“These changes will allow us to focus on important initiatives that support our mission of improving public safety, public trust and employee engagement and morale,” Harteau said Thursday.

The staffing overhaul includes the creation of a powerful chief of staff position, and the demotion of a commander who just returned from a six-month leave after an unsuccessful run for Hennepin County sheriff.

The staff reshuffling comes as Harteau is working to improve the department’s community relations after criticism from the public that some officers are using excessive force. Harteau’s staffing overhaul also comes as five former high-ranking Minneapolis police officers are suing the chief for age discrimination and retaliation.

Harteau’s new chief of staff will be Medaria Arradondo, a First Precinct inspector who is known as a popular and accessible leader.

He will be responsible for directing, managing and overseeing departmentwide initiatives, projects and policy.

Arradondo said that he will act as “a conduit between my office, the mayor’s office and the City Council.”

Among his duties are overseeing “fair and impartial policing training” and acting as an intermediary between the department and city leaders, police officials said.

This is familiar territory for Arradondo, who acted in a similar capacity for former chief Robert Olson.

It was unclear whether he will also report to assistant chief Matt Clark, who withdrew from consideration for the police chief job in Bellevue, Wash., earlier in November.

Council Member Blong Yang said he was convinced that Arradondo, a 25-year veteran, is the right officer “to facilitate that sort of engagement that was needed.”

“I think he is going to plug in a lot of holes that they may have had,” said Yang, who chairs the public safety committee. “Anytime you have a new chief, you expect that something is going to change.”

Harteau is demoting deputy chief of patrol Eddie Frizell, who unsuccessfully ran for Hennepin County sheriff. He moves to the newly created rank of commander of operations and administration, putting him in charge of recruitment and hiring.

Frizell said he was dismayed that he was not given an explanation for his demotion, on his first day back from a six-month leave of absence to challenge incumbent Sheriff Rich Stanek

“I didn’t deserve this,” Frizell said.

He was previously recognized for overseeing significant crime reduction in the First Precinct and for improving community engagement efforts.

In his absence, command of the patrol division was returned to the control of the assistant chief, an arrangement that provided “more synergy and continuity,” Harteau said.

The new police chief has made no secret of her intention to revamp the department’s management.

Mike Kjos, previously the inspector in the Fourth Precinct, which includes swaths of north Minneapolis, was pulled downtown to lead the First Precinct.

His reassignment led to the promotion of Mike Friestleben, a lieutenant in the Fourth Precinct, to inspector.

Robert Skoro, commander of the Special Operations Division, was also demoted to his civil service rank of lieutenant and reassigned, officials said.

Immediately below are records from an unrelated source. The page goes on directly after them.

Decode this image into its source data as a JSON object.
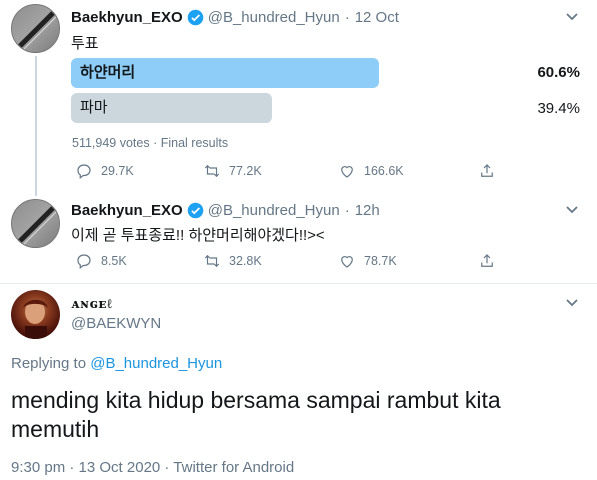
{
  "tweet1": {
    "name": "Baekhyun_EXO",
    "handle": "@B_hundred_Hyun",
    "time": "12 Oct",
    "text": "투표",
    "poll": {
      "options": [
        {
          "label": "하얀머리",
          "percent": "60.6%",
          "fraction": 0.606,
          "winner": true
        },
        {
          "label": "파마",
          "percent": "39.4%",
          "fraction": 0.394,
          "winner": false
        }
      ],
      "meta": "511,949 votes · Final results"
    },
    "actions": {
      "reply": "29.7K",
      "retweet": "77.2K",
      "like": "166.6K"
    }
  },
  "tweet2": {
    "name": "Baekhyun_EXO",
    "handle": "@B_hundred_Hyun",
    "time": "12h",
    "text": "이제 곧 투표종료!! 하얀머리해야겠다!!><",
    "actions": {
      "reply": "8.5K",
      "retweet": "32.8K",
      "like": "78.7K"
    }
  },
  "reply": {
    "name": "ᴀɴɢᴇℓ",
    "handle": "@BAEKWYN",
    "replying_prefix": "Replying to",
    "replying_handle": "@B_hundred_Hyun",
    "text": "mending kita hidup bersama sampai rambut kita memutih",
    "footer": "9:30 pm · 13 Oct 2020 · Twitter for Android"
  },
  "colors": {
    "accent": "#1b95e0",
    "poll_win": "#8ecdf8",
    "poll_lose": "#ccd6dd",
    "muted": "#657786"
  }
}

“It is my goal to align the department so we can continuously improve and adjust to our changing needs,” Harteau said. “[Next year] will be a year of adding stability to our operations while the MPD continues to be forward-thinking and innovative.”